## Assignment:
The required lines are those that contain "true"; pull them out of the data and copy them.

## Task material:
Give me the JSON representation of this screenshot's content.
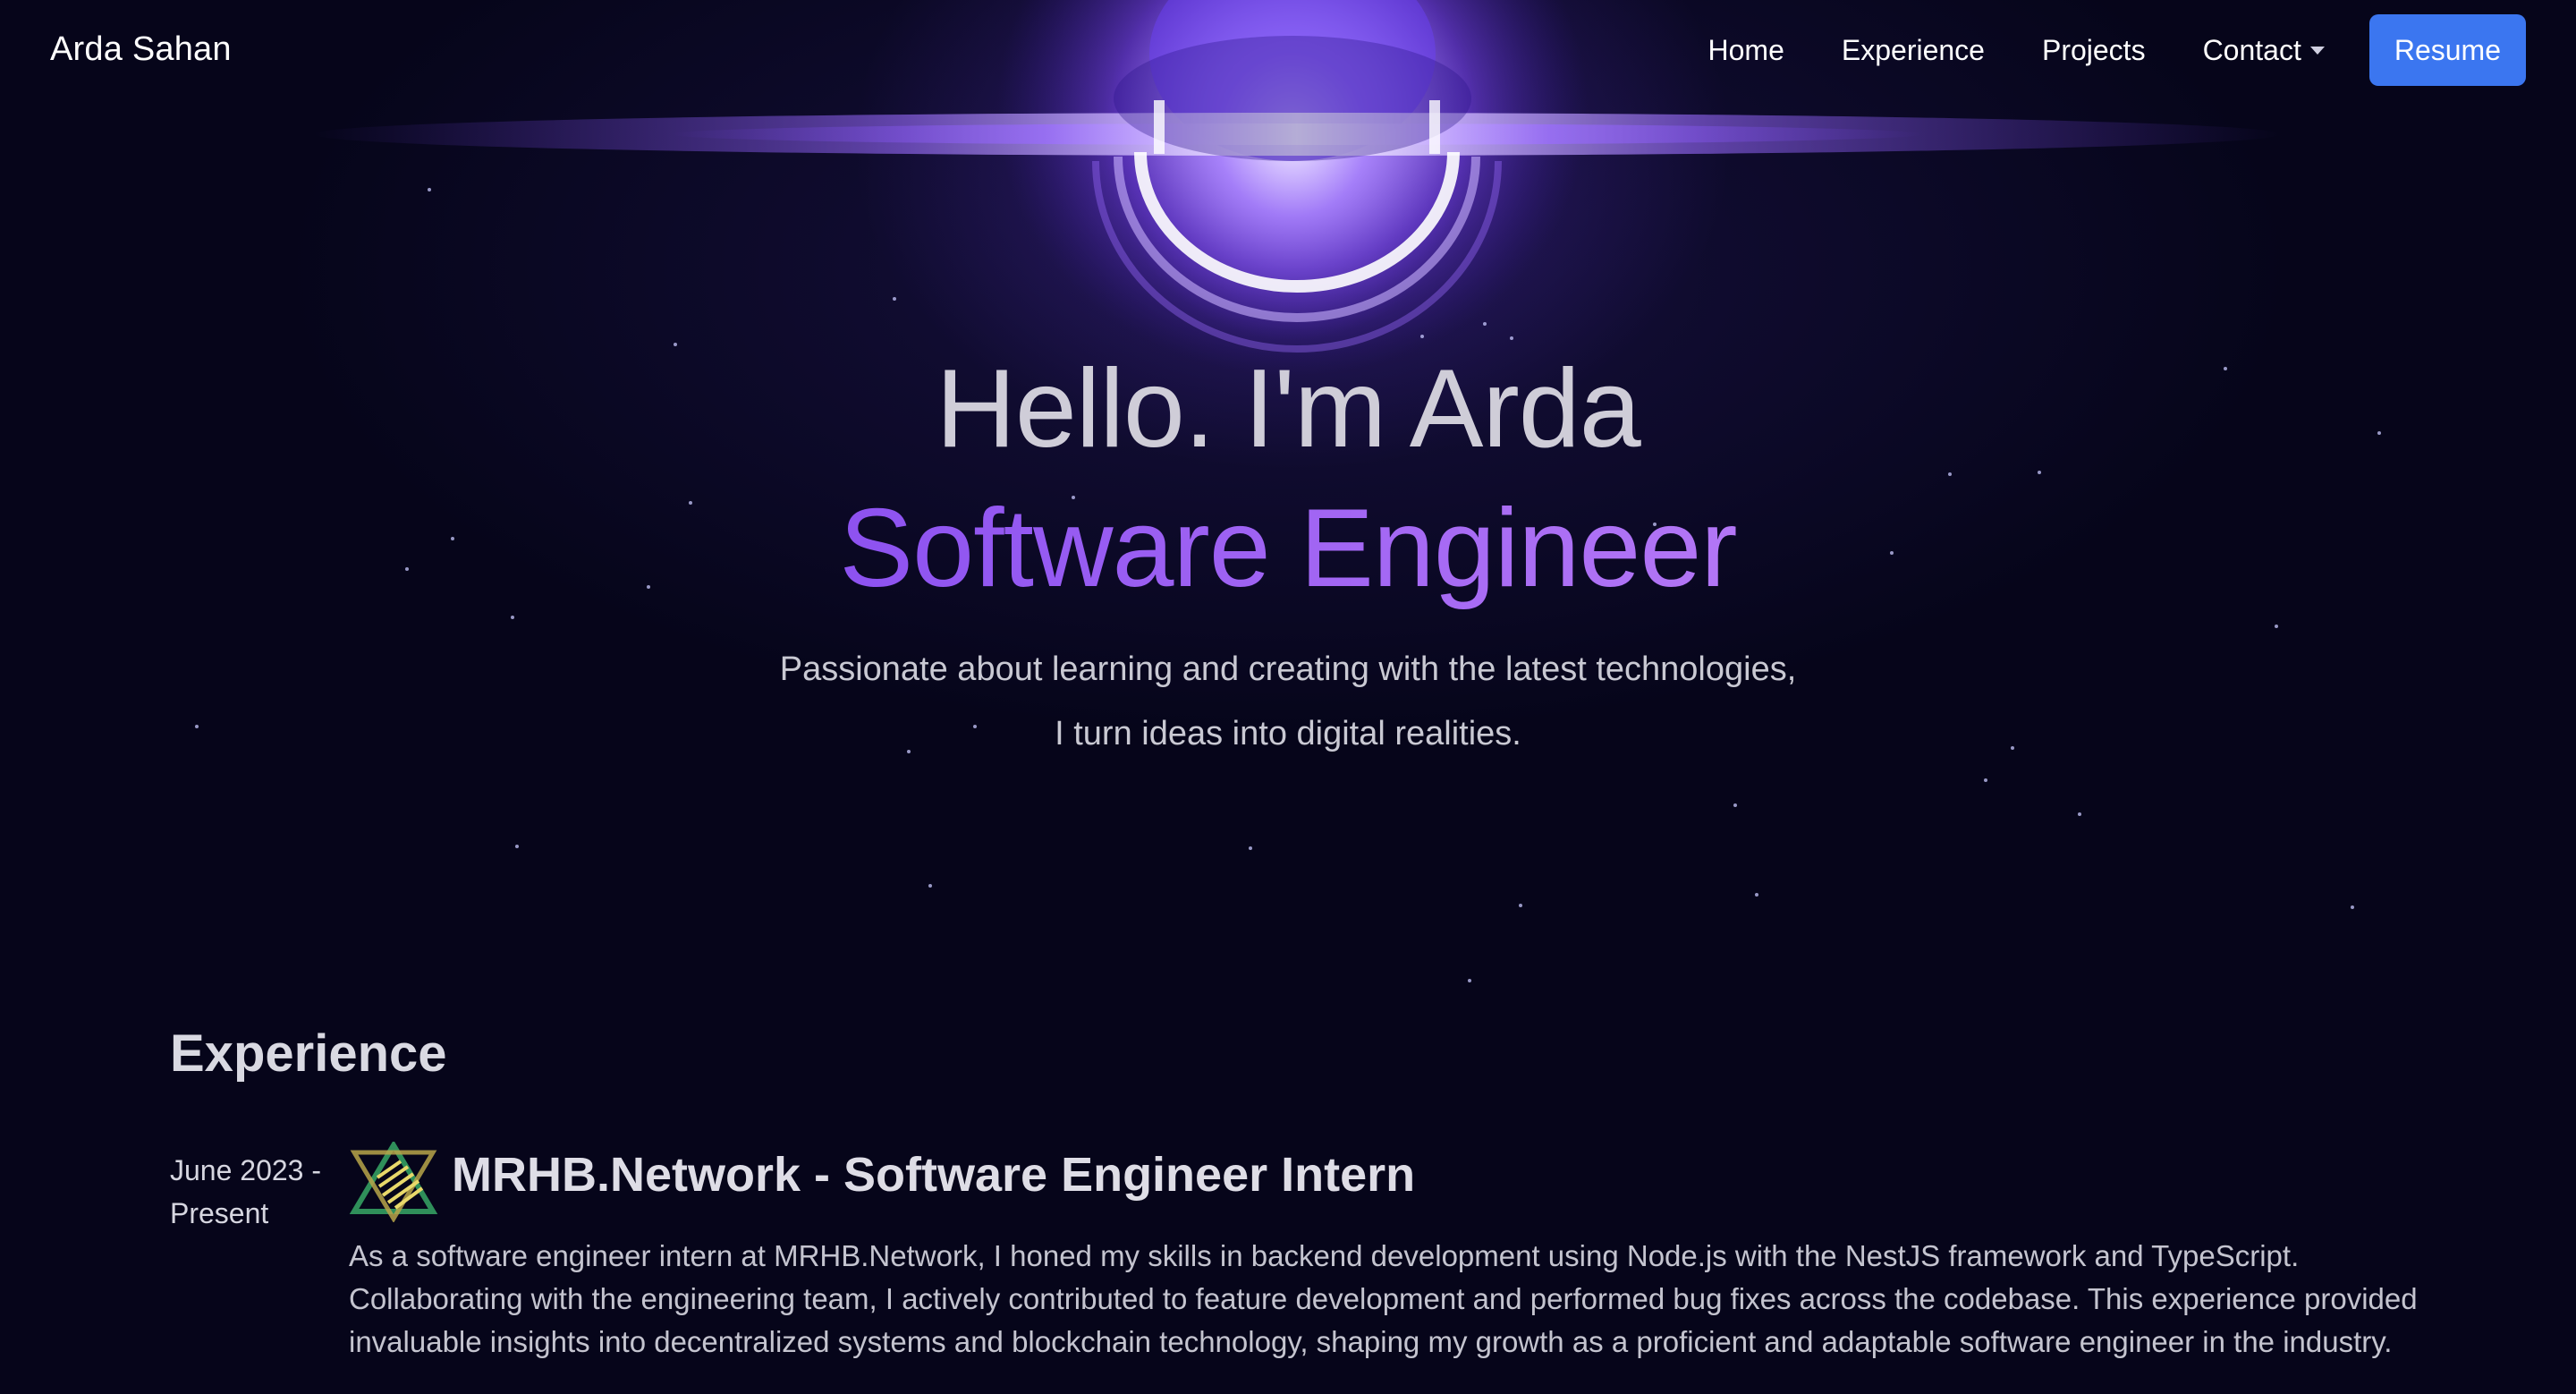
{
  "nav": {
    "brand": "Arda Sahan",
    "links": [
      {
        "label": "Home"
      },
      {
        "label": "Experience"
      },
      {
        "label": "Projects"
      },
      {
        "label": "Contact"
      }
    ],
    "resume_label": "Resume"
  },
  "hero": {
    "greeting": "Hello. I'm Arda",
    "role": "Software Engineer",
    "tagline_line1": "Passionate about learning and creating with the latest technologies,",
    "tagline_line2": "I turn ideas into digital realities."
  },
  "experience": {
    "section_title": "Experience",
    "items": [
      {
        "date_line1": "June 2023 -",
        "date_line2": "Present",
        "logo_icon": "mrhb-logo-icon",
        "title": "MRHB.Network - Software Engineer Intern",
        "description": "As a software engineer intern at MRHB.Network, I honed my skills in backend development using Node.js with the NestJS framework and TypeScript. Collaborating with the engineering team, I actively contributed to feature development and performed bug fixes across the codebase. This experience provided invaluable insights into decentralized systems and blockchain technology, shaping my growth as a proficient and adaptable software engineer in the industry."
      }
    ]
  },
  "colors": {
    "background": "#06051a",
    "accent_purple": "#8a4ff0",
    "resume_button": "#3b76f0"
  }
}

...

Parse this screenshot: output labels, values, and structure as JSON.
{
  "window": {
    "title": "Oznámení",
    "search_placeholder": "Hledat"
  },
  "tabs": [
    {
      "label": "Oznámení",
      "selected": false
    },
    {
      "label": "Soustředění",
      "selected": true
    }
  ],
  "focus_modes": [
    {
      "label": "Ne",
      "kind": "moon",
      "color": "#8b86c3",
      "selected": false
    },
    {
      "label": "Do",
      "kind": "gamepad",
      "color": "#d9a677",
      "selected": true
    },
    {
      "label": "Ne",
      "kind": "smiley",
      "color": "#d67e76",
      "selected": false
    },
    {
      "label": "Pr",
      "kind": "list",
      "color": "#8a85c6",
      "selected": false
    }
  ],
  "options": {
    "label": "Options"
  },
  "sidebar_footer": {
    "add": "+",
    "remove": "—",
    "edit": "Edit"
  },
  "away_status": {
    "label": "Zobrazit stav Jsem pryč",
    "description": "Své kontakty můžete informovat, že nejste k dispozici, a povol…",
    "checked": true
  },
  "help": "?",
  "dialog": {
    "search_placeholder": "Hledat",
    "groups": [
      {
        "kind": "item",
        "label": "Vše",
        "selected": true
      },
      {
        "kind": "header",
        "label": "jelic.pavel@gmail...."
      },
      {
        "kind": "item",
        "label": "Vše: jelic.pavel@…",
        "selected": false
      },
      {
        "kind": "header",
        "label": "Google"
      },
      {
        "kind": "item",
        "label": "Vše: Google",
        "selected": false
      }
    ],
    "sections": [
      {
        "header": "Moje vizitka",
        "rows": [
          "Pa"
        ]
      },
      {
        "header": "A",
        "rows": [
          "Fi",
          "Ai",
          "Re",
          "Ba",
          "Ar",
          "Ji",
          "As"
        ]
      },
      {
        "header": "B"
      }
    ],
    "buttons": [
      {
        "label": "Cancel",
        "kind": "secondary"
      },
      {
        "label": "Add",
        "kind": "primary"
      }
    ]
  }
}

## Your response:
      "selected": true
      "selected": true
    "checked": true
        "selected": true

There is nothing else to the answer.